§ Work task: Only lines below containing the string "title" should be counted; please give that count by itself.

§ Material for this exercise:
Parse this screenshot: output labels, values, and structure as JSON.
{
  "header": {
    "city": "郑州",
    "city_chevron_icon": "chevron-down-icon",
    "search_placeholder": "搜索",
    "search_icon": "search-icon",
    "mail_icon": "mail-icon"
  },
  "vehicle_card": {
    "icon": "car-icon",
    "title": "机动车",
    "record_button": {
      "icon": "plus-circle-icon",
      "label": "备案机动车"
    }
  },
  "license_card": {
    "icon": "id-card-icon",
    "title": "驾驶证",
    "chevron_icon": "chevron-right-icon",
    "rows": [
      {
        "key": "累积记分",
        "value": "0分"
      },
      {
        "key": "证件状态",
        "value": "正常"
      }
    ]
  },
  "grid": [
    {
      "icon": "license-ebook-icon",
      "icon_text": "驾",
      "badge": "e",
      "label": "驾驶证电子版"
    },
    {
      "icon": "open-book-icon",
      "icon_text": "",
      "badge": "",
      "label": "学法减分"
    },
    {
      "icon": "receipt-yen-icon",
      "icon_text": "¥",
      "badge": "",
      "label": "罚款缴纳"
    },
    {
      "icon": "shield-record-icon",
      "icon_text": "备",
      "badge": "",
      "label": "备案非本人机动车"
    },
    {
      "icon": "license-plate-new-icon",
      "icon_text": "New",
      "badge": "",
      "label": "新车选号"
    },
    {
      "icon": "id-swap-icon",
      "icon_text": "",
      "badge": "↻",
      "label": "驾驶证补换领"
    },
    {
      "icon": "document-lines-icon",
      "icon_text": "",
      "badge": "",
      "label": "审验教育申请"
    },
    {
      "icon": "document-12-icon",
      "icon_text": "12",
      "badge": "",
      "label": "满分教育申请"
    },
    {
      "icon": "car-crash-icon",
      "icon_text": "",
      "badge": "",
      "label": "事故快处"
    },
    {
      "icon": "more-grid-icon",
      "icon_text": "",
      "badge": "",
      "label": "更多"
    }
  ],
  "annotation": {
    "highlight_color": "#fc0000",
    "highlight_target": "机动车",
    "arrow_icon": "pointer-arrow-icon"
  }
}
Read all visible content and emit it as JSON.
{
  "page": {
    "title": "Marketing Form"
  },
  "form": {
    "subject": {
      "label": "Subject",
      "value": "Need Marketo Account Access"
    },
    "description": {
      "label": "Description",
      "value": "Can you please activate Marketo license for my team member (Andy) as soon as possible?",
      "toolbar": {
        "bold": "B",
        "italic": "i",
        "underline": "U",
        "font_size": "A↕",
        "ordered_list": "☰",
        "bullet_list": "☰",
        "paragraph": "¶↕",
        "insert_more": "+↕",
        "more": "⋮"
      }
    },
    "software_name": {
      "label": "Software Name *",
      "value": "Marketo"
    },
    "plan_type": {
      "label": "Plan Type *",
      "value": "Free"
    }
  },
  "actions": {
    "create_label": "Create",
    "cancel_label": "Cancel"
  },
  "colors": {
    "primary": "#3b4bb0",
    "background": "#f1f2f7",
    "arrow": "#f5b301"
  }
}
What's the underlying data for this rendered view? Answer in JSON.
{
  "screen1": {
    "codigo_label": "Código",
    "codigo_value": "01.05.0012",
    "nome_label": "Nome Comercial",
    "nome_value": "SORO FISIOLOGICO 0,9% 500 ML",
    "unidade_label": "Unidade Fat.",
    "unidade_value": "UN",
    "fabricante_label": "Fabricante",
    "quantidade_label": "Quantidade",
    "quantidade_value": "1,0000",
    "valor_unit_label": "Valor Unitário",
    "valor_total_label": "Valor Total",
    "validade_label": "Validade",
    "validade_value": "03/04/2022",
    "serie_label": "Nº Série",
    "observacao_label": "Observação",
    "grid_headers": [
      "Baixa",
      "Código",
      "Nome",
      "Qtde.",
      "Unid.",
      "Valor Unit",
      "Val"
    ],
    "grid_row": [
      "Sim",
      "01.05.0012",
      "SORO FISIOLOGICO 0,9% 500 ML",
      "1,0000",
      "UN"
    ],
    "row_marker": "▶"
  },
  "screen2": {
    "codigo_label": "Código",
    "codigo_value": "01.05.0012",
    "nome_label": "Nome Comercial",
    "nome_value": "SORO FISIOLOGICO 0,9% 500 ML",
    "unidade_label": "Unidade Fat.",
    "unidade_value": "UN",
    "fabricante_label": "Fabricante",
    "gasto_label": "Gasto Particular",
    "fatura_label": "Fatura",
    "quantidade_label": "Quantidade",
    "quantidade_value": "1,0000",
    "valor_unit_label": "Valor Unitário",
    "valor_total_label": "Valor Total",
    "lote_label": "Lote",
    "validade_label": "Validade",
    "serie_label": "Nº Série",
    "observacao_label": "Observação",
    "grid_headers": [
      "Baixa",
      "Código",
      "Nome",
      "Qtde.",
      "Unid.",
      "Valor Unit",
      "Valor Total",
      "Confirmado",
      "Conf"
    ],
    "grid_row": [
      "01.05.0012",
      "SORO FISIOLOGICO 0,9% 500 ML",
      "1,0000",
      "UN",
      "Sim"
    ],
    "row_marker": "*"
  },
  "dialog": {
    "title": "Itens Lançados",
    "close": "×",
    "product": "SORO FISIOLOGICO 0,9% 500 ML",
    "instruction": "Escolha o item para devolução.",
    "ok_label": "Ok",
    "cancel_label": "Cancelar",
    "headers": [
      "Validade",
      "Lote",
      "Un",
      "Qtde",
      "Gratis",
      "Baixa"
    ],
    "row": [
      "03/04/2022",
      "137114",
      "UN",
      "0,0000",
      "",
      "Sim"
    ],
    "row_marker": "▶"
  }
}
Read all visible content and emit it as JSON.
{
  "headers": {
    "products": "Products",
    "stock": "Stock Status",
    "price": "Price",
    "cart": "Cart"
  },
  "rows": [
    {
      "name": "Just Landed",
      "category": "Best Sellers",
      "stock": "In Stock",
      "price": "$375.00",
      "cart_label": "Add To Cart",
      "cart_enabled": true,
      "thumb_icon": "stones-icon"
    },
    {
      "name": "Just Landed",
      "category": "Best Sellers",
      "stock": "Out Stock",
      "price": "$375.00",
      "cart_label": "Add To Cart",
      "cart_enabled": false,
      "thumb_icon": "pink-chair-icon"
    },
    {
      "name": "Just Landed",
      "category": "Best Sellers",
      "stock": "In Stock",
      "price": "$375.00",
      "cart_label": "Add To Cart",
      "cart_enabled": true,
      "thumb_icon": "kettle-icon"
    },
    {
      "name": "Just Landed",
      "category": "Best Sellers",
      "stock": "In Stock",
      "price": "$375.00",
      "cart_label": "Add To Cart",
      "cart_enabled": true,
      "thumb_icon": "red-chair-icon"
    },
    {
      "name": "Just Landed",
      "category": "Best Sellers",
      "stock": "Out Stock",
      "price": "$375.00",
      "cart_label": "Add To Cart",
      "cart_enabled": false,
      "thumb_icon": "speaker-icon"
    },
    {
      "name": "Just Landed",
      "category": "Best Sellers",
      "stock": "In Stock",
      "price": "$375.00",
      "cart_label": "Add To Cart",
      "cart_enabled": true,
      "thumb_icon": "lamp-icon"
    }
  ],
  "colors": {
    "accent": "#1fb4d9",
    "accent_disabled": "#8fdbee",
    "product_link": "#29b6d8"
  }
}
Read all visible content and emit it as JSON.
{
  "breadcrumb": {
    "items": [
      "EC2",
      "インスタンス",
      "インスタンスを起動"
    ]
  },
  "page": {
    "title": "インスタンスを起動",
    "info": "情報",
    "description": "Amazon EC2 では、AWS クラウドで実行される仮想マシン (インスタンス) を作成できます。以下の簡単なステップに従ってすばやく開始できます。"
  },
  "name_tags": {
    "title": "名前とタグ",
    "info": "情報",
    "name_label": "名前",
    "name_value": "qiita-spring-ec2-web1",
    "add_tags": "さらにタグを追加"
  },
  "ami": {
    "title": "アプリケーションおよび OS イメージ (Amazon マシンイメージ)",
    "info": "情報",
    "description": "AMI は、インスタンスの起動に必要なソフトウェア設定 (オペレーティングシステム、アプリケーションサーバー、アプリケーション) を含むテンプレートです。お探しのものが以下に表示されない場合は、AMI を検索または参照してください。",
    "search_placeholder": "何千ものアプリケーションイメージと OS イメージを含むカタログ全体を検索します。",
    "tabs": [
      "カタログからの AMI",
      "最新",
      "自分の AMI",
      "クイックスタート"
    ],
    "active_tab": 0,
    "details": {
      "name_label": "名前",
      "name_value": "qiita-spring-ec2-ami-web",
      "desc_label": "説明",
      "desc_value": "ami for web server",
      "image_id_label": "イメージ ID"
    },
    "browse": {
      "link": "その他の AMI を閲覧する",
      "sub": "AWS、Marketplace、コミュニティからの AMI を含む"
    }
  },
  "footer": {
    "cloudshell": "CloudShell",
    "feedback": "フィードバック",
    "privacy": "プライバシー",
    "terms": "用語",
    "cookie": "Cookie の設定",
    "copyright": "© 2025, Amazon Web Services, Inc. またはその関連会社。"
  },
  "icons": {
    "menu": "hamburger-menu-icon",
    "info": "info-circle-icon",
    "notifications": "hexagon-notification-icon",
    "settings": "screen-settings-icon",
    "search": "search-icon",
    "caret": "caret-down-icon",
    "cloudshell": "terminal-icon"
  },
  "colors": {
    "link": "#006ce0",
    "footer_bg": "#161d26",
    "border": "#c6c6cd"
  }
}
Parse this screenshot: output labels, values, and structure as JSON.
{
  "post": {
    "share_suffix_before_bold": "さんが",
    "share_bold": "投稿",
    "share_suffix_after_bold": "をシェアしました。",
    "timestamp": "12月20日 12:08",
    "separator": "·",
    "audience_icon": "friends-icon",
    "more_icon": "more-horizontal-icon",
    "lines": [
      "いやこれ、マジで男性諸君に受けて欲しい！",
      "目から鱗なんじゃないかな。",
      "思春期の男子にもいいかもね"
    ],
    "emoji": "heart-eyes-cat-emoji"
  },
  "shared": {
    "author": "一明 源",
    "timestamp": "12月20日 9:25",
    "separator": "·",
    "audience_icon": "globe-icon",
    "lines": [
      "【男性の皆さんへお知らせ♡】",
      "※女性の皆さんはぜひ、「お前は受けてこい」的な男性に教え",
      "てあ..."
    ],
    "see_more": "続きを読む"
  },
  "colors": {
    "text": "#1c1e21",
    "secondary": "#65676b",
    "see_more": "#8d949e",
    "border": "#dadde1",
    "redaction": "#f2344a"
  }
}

§ Response to this task: 7